proxy if you're not looking to support old
versions of the protocol.
[In V2.0] While not mandatory for the core functionality, Sablier (through its periphery) made use of PRBProxy. The official client interfaces provided support for functionality exposed through both EOAs and this proxy integration, at the same time.
For streams created within this "extended" ecosystem, a few attributes and entities will change meaning as such:
stream.proxiedflag will turn
stream.senderaddress will resolve to a
proxycontract address, owned by the
stream.proxenderaddress (usually an EOA) will control this
senderproxy and instruct it to perform actions on its behalf (like a special account)
|Examples of supported flows
0xF the funder (EOA), funds a stream on behalf of
0xA, the sender (EOA), towards
0xB the recipient (EOA)
0xA the sender (EOA), creates a stream towards
0xB the recipient (EOA)
0xA the proxender (EOA), through their proxy
0xA1 (proxy contract), creates a stream towards
0xB the recipient
While other combinations are possible, the most likely ones (as supported by the official interfaces) will be similar to example #3.

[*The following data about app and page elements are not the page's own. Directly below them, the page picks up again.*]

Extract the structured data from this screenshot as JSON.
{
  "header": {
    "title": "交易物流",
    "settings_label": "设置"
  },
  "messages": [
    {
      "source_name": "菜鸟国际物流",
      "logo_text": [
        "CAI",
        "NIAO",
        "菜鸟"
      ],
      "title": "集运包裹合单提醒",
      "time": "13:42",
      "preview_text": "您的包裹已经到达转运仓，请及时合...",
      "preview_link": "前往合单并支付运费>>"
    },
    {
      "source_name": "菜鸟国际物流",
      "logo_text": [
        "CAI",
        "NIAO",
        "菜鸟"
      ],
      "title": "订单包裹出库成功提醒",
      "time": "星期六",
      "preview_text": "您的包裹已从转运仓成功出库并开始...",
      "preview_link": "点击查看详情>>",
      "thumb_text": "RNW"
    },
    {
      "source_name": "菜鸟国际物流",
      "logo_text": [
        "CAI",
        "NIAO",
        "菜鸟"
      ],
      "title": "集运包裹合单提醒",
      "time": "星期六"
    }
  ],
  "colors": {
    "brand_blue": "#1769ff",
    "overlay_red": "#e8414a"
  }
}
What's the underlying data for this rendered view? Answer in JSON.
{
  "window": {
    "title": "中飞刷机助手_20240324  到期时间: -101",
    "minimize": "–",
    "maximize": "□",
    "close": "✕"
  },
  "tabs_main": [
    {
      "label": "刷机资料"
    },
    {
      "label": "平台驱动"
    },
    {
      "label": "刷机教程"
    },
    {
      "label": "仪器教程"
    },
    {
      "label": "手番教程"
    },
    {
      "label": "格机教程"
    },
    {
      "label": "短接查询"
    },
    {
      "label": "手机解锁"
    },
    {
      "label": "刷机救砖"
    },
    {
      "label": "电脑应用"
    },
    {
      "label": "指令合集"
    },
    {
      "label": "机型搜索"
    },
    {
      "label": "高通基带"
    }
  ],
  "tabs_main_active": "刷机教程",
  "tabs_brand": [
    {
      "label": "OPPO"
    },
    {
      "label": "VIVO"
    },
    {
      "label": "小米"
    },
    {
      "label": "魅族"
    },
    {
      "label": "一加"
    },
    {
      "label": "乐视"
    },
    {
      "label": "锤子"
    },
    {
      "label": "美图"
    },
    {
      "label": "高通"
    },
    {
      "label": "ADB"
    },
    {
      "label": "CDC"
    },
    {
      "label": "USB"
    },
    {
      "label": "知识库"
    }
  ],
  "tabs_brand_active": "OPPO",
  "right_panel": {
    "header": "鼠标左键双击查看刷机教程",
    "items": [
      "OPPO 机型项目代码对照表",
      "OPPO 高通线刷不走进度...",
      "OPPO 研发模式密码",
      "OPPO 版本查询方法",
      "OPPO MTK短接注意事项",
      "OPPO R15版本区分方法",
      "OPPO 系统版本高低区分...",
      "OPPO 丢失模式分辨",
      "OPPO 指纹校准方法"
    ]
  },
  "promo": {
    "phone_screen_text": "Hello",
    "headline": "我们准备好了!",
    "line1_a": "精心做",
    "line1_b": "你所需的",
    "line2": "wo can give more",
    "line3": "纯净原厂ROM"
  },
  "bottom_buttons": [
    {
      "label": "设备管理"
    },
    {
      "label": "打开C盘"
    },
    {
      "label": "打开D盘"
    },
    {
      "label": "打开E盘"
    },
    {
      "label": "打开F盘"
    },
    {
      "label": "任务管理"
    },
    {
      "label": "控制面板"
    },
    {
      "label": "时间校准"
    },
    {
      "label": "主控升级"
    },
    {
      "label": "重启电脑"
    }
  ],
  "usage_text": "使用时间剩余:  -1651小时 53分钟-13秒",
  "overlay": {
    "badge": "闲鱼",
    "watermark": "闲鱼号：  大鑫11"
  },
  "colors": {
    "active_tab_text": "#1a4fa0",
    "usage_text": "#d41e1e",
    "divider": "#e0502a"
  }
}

For Sablier V2.1 and above, you should only rely on the
Tokens (ERC20) streamed through the protocol will be defined through an
As a development caveat, some ERC20 contracts are designed to store details (e.g. name, symbol) as
bytes32 and not
string. Prior to deploying a subgraph, make sure you take into account these details as part of any Asset entity
implementation. For examples, see the asset "helper" files inside this subgraph's repository code.
The custom emission curve used by LockupDynamic streams will be defined as a sequence of segments. This entity will store data regarding those segments, which will be later used to reconstruct the shape of the curve client side.
Batch and Batcher
The v2-periphery, while not explicitly tracked by the subgraph will offer some extra functionality to proxy-sourced
streams. One of these functionalities will be batch stream creation (or stream grouping). Using methods like
batchCreateWithDeltas a sender will be able to create multiple streams at once - considered part of the same batch.
To identify these relationships between stream items, the
Batch entity will group items created in the same
transaction, by finding events emitted with the same tx hash. The
Batcher will then assign a user-specific unique
index to every group.
The Watcher (one for the entire subgraph) will provide specific utilities to the entire system, like global stream identifiers (a numeric id unique to a stream across all contract instances) and global action identifiers.